Task requirements ▸ Nothing belongs in the answer except the lines of the material that include "local".
------------------------
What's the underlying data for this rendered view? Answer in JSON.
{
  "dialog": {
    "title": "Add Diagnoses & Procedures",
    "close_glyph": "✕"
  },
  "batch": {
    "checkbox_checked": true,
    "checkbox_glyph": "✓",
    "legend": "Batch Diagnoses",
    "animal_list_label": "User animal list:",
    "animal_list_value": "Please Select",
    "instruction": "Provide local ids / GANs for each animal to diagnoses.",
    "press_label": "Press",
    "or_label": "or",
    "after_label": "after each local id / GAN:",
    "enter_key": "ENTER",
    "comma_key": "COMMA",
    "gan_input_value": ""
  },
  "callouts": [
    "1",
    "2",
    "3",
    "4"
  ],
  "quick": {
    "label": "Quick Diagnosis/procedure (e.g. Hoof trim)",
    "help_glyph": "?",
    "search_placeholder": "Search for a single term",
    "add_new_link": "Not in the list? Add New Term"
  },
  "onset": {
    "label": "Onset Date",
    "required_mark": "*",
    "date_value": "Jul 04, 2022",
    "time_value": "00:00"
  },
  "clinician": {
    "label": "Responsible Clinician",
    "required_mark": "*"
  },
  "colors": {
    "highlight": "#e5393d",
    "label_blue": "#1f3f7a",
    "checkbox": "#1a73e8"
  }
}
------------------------
Answer section ▸
    "instruction": "Provide local ids / GANs for each animal to diagnoses.",
    "after_label": "after each local id / GAN:",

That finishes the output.